My husband Steve will do just about anything to obtain a hard copy of the Tuesday science section of the New York Times. If we are at the airport and the Times is sold out, he will search newspapers abandoned in the terminal’s seating areas or left behind in the plane. Now that’s devotion authors would maybe not kill for but do at least one hundred pushups for. Today I am glad to have my copy in hand, because an article about the racism that doctors face reminded me of a related issue I have confronted in hospice care. The main point of the article was that doctors tend to focus on how to avoid being racist, but not enough on how to handle the reverse, when it is the patient who is prejudiced against the doctor.

I may never know when a patient is prejudiced against my gender, race or religion, but I have faced patients who have confessed to me their prejudice about someone else’s race or other characteristic. Unfortunately, this most often has to do with race, but sometimes I get comments about religious groups, gays, the wealthy, and even party affiliation and geographic location. I feel very ill-at-ease during such conversations, but if the patient is unwittingly referring to me, I can be amused by the irony. Oh my, a liberal right under their nose under cover!

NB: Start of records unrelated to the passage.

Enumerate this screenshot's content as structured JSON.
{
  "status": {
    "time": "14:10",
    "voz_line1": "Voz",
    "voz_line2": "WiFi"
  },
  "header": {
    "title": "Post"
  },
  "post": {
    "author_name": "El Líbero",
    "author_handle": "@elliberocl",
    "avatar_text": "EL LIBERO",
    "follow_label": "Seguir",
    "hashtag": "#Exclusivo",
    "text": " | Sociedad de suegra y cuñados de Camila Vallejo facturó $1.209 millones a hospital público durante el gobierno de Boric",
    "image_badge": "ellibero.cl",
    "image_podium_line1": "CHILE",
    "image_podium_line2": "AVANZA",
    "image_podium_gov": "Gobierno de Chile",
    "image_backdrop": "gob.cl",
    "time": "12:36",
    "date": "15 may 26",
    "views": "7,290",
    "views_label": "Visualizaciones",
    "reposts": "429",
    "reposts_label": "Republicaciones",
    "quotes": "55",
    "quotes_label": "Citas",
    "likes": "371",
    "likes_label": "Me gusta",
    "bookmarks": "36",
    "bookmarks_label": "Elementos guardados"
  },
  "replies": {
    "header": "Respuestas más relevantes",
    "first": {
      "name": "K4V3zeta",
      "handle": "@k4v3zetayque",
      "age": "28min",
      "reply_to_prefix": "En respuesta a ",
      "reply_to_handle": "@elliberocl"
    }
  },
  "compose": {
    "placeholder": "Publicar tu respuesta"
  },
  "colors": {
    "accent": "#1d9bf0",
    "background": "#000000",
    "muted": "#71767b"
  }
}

Ordinarily, if people disparage minority groups, I speak my mind if I feel physically and emotionally safe doing so. But with hospice patients I have to balance accepting them with all their moral failings versus considering what harm they are doing to myself as well as others they still affect, such as a home health aide of color. Be that as it may, in the face of the demise facing them and the current trials of the disease, those concerns drown out anything I have to say about that anyway. This is no cop out on my part; the times I have tried to voice disagreement I might as well have been speaking an unbreakable code.

I remember when a patient herself, Miriam, expressed her prejudice but at the same time consciously struggled with it. She was an Orthodox Jew, thus she did not recognize the ordination of female rabbis as legitimate. Since I knew beforehand that she was Jewish, I identified myself as a Jewish chaplain as I approached her bed for the first time. At first she was not sure she would or should talk with me, but her need to talk about her beliefs and her final days to a willing listener got the conversation rolling. With nary an Orthodox rabbi in sight, she settled for what she could get. As if in an aside to God she looked at me doubtfully and said, “I guess at this stage in the game it’s alright to have a woman rabbi visit. I’ll give it a try.” While hers was not the most enthusiastic reception to my identity, when it comes to a hospice patient, I will go more than halfway (about 2/3rds of the way give or take). With this help from the Angel of Death to clear a passage for Miriam and I to connect in an authentic way, she proceeded to lighten the burdens on her soul.